I’m not daunted by the idea of writing something novel-length. I’ve written one novel which has its problems but is not awful, especially as a first effort, and I’ve written a couple of drafts of about 3/4ths of a second novel, which I fortunately realized was disastrously bad before I attempted to inflict it on anyone else. (No, seriously, it was–I’ve been at this for a while and I know the difference in “disastrously bad” and “my brain is playing the usual tricks on me to keep me from finishing this,” and this was definitely disastrously bad. Its core idea is kind of interesting, and I might return to it again someday, and it has a few good scenes which may make it into short stories someday, but quietly euthanizing it was the most merciful end for its present incarnation.)
So, if I’m not intimidated by the idea of a novel, why bother with something devoted to hurdling that initial fear, like NaNoWriMo? Well, here’s a little secret: unlike a lot of writers, I hate first drafts. I know a lot of people love them, love the rush and the invention, and hate the revision. I’m the opposite. The joy for me comes when I’ve got a framework in place, and only then can I really start to relax and play around and get those little rushes of inspiration. The first draft is mostly just stressful.
I’d say that my first drafts are like really extended outlines, but that would imply that they make sense, which is usually not the case.
Anyway, hating the first draft is one thing when you’re talking about a short story, 3000 or 5000 or 8000 words or so–that’s something I can slog through to the other side. Plus, the giddy flush of inspiration can usually carry me through a short story draft, and if it doesn’t, if I go back and rework the first few pages a few times before moving on it’s no big deal. It’s a different matter when you start looking at 80,000 words or more. And it’s been several years since I’ve written a novel, so I am a little rusty. So I’ve decided to use NaNoWriMo to facilitate a ripping-off-the-Band-Aid approach to this. I’m just going to go at it so fast and so furious I don’t have time to think about how much I hate it and at the end of the month I hope to have around 60,000 words (roughly 10,000 I’ve got so far plus the 50,000 NaNoWriMo words) that I can actually start to turn into something that won’t embarrass me in public.
I don’t really know much about NaNoWriMo, to be honest.

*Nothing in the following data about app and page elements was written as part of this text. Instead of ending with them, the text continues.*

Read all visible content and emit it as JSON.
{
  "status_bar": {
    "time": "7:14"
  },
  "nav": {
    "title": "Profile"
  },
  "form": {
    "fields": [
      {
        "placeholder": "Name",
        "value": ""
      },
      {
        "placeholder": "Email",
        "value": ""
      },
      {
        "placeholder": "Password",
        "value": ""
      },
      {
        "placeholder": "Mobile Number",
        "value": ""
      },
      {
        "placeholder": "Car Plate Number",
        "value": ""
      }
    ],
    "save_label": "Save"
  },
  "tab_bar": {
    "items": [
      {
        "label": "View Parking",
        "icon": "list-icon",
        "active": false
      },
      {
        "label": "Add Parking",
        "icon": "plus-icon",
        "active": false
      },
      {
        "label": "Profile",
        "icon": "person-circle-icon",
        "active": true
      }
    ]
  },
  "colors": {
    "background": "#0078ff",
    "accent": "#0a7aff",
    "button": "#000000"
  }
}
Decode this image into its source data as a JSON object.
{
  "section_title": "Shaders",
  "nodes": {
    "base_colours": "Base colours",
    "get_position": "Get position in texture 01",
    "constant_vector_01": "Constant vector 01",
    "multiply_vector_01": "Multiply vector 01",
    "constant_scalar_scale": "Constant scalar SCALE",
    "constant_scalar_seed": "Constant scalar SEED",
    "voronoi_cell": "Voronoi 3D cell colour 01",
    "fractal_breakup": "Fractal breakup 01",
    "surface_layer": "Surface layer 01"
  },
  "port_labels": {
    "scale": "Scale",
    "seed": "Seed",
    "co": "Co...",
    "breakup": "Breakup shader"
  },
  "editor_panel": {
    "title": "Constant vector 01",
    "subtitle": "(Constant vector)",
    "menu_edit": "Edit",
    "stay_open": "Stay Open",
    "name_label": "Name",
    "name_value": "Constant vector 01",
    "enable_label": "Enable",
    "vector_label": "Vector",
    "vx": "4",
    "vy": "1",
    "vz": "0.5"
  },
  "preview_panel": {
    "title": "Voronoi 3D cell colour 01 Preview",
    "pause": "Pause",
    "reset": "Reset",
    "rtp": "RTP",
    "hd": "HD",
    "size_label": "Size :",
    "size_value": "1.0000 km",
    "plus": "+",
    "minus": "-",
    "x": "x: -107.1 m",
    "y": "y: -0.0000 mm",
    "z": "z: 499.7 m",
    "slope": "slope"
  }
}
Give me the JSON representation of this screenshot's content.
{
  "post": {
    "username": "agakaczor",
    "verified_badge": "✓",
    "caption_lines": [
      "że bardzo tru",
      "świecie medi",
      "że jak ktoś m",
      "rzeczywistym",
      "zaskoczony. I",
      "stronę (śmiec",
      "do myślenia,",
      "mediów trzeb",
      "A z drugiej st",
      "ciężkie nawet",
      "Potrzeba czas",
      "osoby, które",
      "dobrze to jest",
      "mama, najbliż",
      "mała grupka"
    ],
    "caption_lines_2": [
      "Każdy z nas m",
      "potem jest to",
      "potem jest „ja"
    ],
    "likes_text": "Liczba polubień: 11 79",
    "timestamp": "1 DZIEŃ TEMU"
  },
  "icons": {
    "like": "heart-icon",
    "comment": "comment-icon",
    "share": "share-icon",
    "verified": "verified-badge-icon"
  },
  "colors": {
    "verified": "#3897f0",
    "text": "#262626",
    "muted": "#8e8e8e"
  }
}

I haven’t had time to look around the website much but there appear to be forums and people here in Athens who are doing it, and apparently I am supposed to get writing buddies–which fills me anxiety, what if no one wants to be my writing buddy?! And update word counts. Or something. I don’t really know. Also, I am doing it wrong; you are supposed to work on something new etc. etc. and it seems there are some people out there who get all sniffy about “doing it right” but I have never gotten along well with the types of people who are sticklers for following rules, so that’s okay, too.
So. I am going to do NaNoWriMo in November and I am not going to bore people with word counts and stuff (much) if I can help it, except for there on the site. And I’m going to try to look around the site and figure out what it is I’m actually supposed to do around that place. (For example, how am I going to have time to post in forums when I have to write eleventy-billion words per day in addition to all my normal obligations?) Oh, and I’m on there under the startlingly original user name of “Lynda.” So if you are reading this and if you are a NaNoWriMo participant, um what happens next? And be my writing buddy. Apparently I need all the friends I can get.